■ **Work request**
Filter the records for "kind" and keep each line that has it.

■ **Records supplied**
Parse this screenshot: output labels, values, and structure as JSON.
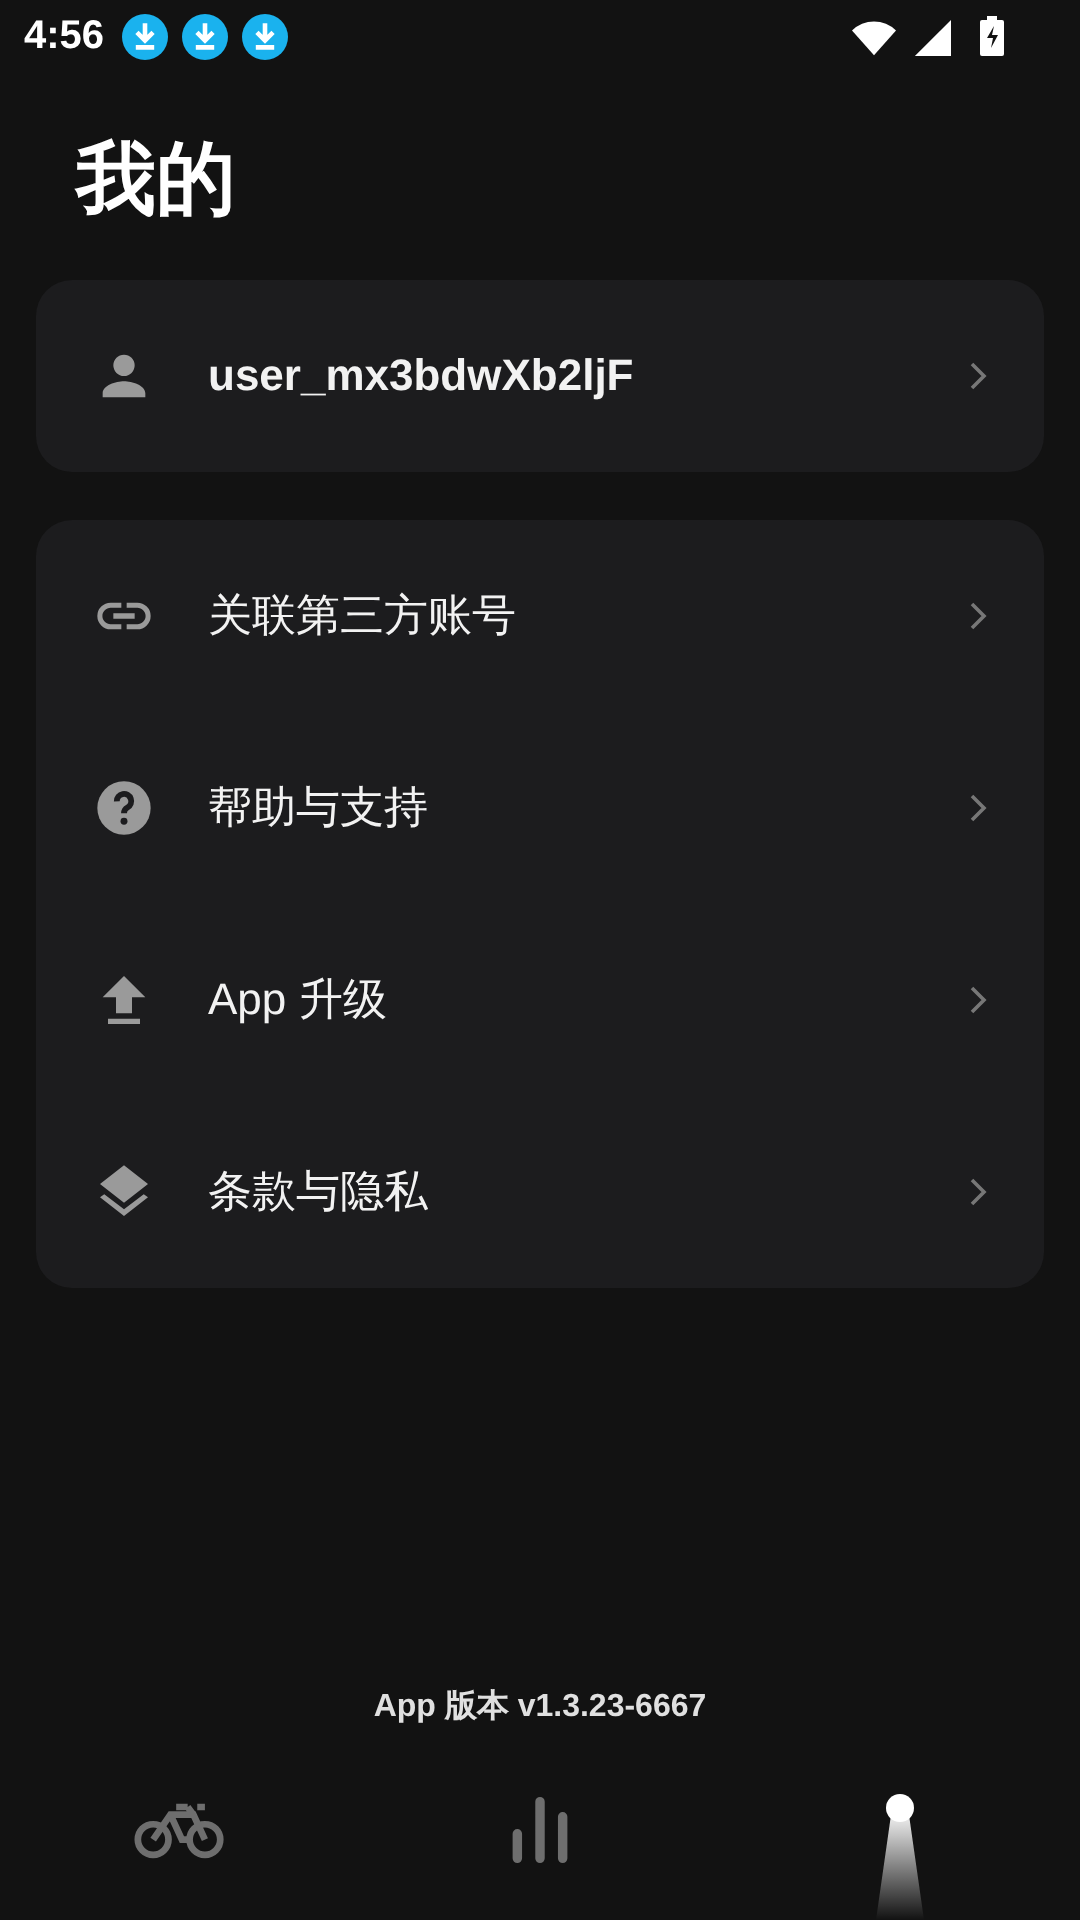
{
  "status_bar": {
    "time": "4:56",
    "notifications": [
      {
        "kind": "download"
      },
      {
        "kind": "download"
      },
      {
        "kind": "download"
      }
    ]
  },
  "title": "我的",
  "account": {
    "kind": "person",
    "label": "user_mx3bdwXb2ljF"
  },
  "menu": [
    {
      "kind": "link",
      "label": "关联第三方账号"
    },
    {
      "kind": "help",
      "label": "帮助与支持"
    },
    {
      "kind": "upload",
      "label": "App 升级"
    },
    {
      "kind": "layers",
      "label": "条款与隐私"
    }
  ],
  "version": "App 版本 v1.3.23-6667",
  "nav": [
    {
      "kind": "bike",
      "selected": false
    },
    {
      "kind": "stats",
      "selected": false
    },
    {
      "selected": true
    }
  ]
}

■ **Answer**
        "kind": "download"
        "kind": "download"
        "kind": "download"
    "kind": "person",
      "kind": "link",
      "kind": "help",
      "kind": "upload",
      "kind": "layers",
      "kind": "bike",
      "kind": "stats",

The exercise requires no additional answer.